By Consumers for Quality Care, on May 4, 2022
Insurers are often charged at least double what the hospital pays to buy cancer drugs, resulting in consumers paying higher premiums and other out-of-pocket costs, according to a new study featured in Axios.
The JAMA Internal Medicine study examined this disparity using new federal price transparency data. This data was able to be accessed as the result of a federal rule, which took effect last year, that requires hospitals to disclose payer-specific prices for prescription drugs.
The study found that hospitals have enormous control over what drugs end up costing patients and insurers. For the top 25 cancer therapies, the 61 nationally designated cancer centers studied paid 65 percent of the average sales price, which were in turn marked-up anywhere from 118 percent to as high as 634 percent above the estimated acquisition cost.
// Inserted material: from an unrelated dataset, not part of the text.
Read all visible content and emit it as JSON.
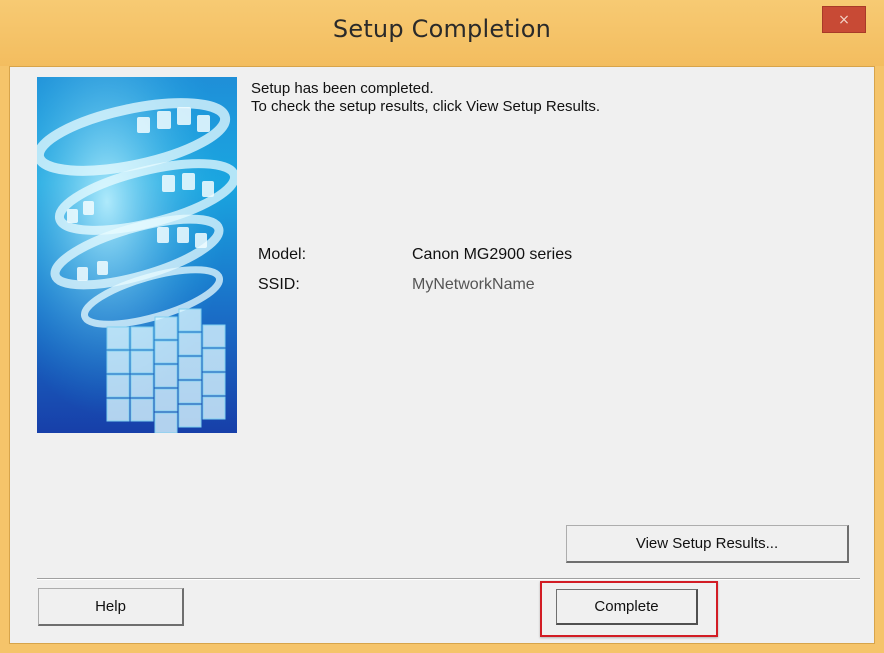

As a result, insurers are paying more for these medications than Medicare, and patients are ultimately the ones left footing the bill. While regulators and lawmakers have taken steps to improve price transparency, more must be down to address out-of-control costs for consumers.